DATA EXTRACTS Start Marker

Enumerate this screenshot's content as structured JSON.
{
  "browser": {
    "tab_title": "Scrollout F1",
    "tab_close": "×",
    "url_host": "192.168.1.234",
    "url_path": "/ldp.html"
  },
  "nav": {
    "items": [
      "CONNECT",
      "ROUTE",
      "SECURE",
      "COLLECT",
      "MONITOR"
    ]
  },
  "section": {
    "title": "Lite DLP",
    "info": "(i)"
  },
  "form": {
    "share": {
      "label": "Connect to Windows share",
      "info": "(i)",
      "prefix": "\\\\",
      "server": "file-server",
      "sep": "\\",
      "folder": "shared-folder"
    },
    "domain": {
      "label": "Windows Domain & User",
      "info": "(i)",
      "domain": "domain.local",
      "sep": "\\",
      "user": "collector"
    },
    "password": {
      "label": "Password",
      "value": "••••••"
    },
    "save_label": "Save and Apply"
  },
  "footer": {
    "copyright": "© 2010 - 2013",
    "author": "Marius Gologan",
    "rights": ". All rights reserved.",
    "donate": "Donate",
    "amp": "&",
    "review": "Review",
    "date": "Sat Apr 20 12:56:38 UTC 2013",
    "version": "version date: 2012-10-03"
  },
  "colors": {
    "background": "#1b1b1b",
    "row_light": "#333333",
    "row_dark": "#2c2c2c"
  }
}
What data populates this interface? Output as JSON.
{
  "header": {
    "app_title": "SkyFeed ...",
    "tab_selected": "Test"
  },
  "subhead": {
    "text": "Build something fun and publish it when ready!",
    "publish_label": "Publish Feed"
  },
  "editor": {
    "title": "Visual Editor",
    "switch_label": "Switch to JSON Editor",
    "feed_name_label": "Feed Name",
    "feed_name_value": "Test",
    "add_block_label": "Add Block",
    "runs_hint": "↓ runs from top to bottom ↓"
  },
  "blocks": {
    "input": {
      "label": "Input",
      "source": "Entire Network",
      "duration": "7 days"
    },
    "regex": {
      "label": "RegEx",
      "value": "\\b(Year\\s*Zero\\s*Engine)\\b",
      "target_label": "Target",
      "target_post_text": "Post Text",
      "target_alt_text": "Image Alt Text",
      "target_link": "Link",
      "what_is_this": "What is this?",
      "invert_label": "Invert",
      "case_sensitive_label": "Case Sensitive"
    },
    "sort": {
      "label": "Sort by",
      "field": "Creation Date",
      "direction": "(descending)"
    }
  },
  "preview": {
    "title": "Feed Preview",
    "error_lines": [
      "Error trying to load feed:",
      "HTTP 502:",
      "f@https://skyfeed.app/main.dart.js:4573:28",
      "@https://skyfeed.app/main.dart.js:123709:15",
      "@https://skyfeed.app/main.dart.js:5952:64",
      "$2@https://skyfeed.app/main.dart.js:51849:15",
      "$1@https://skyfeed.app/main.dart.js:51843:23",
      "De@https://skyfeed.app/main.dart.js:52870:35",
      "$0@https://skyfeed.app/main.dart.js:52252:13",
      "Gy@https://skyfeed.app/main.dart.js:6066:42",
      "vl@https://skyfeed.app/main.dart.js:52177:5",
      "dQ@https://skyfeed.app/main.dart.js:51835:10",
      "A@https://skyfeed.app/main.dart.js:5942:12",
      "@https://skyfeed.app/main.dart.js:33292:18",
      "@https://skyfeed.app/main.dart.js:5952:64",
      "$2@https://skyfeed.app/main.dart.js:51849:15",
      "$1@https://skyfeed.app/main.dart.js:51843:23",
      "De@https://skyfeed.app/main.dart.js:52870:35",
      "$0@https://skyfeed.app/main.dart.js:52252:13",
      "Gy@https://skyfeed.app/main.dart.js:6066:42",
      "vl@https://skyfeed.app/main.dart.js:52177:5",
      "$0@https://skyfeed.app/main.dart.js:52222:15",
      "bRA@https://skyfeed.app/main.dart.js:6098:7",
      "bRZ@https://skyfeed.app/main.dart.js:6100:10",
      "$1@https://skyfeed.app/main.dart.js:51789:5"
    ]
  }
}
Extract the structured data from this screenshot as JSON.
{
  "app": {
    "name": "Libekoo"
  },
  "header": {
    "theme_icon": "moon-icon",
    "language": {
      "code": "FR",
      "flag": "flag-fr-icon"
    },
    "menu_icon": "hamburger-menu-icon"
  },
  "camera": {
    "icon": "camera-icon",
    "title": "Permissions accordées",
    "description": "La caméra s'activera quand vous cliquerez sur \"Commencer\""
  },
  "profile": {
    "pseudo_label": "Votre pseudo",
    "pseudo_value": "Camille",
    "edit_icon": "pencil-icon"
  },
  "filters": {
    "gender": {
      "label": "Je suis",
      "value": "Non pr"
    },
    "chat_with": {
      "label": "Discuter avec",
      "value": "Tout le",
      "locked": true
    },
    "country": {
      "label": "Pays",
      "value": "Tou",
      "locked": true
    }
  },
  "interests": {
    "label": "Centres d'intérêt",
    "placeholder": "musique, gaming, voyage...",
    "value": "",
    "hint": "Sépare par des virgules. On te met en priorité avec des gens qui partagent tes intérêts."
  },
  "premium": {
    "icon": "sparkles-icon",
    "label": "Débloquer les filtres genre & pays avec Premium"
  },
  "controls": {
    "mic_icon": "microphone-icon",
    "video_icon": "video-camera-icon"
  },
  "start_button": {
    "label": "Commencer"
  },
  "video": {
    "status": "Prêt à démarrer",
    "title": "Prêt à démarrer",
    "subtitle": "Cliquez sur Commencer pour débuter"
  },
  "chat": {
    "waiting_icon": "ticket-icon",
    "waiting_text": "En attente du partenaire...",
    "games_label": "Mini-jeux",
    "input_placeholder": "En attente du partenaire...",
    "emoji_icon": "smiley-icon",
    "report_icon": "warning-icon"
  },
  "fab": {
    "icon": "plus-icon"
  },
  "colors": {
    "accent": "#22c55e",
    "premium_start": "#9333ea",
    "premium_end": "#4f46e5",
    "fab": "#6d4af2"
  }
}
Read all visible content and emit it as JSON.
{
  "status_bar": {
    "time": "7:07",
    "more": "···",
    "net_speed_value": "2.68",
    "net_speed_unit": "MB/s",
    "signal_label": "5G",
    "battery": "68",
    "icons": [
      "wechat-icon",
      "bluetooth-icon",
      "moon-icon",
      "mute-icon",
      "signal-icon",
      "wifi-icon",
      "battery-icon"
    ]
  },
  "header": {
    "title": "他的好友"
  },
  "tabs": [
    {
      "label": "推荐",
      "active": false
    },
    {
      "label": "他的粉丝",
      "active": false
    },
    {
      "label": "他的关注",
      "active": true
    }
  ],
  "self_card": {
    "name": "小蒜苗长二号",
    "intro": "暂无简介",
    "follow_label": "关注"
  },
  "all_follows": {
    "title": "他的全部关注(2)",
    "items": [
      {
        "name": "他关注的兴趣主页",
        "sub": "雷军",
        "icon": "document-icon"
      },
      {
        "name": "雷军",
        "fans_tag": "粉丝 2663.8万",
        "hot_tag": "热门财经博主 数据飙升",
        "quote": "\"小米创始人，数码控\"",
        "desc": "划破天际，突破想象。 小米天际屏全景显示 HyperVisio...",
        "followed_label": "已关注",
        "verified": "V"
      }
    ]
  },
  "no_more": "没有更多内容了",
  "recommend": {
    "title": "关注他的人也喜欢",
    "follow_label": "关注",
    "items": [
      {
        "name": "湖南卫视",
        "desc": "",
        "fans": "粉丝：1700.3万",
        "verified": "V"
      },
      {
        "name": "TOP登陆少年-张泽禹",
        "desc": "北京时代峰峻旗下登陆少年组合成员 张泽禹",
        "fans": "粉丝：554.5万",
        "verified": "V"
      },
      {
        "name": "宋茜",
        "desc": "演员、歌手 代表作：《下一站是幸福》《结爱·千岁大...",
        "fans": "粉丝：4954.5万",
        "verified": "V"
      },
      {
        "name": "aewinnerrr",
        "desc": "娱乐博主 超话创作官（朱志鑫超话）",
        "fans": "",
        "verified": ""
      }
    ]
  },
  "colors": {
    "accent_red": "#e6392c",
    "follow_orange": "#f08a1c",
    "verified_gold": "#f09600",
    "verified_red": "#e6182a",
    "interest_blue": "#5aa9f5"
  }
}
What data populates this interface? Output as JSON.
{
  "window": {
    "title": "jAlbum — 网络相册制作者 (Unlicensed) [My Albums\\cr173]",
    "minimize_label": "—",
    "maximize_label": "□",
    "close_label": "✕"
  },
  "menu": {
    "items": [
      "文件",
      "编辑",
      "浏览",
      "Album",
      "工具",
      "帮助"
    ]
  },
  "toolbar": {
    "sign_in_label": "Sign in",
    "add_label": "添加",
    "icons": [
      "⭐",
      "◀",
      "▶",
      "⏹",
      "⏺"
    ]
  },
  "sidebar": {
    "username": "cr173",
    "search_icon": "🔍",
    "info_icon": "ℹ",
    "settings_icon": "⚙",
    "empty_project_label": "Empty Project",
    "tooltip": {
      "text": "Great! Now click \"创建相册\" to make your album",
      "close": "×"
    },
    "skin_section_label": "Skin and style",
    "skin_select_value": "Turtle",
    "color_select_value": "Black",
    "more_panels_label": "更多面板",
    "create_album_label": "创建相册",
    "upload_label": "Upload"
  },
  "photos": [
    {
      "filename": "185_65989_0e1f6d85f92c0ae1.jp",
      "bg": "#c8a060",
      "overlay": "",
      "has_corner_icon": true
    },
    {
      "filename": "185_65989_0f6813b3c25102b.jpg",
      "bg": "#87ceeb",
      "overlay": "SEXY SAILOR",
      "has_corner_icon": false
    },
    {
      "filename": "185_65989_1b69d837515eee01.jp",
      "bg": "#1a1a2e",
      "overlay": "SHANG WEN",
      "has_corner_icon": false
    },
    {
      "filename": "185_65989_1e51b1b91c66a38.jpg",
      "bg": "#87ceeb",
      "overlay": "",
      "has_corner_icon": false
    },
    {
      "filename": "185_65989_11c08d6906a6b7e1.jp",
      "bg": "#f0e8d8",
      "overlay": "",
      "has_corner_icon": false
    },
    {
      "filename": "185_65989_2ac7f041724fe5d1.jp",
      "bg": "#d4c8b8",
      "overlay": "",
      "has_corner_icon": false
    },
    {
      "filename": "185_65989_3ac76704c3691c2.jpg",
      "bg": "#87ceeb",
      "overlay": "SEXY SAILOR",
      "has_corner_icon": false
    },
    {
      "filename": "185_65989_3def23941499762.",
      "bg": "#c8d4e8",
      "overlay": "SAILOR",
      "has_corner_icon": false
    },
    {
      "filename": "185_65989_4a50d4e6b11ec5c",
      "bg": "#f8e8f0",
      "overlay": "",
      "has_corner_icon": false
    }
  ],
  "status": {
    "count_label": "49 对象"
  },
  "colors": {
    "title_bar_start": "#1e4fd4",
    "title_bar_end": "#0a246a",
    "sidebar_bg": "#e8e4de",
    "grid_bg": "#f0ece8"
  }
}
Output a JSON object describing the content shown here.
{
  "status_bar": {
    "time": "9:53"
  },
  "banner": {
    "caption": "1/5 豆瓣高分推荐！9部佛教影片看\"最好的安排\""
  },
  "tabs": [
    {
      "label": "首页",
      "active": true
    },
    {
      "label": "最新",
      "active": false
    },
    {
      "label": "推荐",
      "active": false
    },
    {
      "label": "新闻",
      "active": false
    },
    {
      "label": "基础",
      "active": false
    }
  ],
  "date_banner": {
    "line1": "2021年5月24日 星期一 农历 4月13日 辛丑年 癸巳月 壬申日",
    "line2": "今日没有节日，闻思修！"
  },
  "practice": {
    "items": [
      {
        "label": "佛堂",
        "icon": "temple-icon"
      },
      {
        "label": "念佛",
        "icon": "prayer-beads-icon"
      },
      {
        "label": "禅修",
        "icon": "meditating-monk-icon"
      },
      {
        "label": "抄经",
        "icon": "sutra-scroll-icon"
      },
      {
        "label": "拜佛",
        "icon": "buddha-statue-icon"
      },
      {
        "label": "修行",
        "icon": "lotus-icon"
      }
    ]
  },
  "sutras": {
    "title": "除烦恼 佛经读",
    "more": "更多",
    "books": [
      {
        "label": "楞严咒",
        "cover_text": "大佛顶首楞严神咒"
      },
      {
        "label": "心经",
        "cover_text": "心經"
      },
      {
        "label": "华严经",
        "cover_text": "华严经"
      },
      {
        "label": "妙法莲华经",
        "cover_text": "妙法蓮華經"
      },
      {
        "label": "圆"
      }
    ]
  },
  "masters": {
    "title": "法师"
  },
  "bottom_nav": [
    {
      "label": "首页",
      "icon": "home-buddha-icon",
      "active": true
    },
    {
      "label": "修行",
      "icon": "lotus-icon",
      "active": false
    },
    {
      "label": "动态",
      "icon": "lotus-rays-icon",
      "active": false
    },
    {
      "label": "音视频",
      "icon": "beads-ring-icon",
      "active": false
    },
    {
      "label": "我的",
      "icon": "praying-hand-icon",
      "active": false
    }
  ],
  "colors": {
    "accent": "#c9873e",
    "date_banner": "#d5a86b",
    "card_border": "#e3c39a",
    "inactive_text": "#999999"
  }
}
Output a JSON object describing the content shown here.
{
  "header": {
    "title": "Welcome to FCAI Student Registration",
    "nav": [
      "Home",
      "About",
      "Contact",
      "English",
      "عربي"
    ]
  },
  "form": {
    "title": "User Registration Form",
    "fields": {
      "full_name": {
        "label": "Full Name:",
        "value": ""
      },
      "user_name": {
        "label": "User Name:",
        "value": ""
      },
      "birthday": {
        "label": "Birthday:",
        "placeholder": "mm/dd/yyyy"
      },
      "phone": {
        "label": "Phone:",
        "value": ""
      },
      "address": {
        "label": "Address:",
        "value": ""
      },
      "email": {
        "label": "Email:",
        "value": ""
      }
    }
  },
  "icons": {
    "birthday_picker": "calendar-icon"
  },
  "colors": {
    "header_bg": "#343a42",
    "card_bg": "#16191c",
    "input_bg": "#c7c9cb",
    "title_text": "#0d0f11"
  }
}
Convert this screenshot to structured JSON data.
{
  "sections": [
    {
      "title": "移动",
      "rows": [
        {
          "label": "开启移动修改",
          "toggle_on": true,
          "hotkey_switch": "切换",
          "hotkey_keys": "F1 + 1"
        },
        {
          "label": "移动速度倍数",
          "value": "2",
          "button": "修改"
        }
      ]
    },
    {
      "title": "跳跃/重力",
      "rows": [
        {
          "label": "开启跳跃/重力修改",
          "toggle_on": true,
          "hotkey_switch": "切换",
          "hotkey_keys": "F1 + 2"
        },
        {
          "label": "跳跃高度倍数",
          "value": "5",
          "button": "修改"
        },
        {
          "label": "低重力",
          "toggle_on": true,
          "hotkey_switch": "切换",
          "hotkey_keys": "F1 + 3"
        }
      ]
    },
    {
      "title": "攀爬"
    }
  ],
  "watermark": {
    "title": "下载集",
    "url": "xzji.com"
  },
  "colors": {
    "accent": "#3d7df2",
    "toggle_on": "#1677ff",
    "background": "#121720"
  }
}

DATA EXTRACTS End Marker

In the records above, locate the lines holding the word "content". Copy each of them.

Enumerate this screenshot's content as structured JSON.
Read all visible content and emit it as JSON.
Output a JSON object describing the content shown here.
Output a JSON object describing the content shown here.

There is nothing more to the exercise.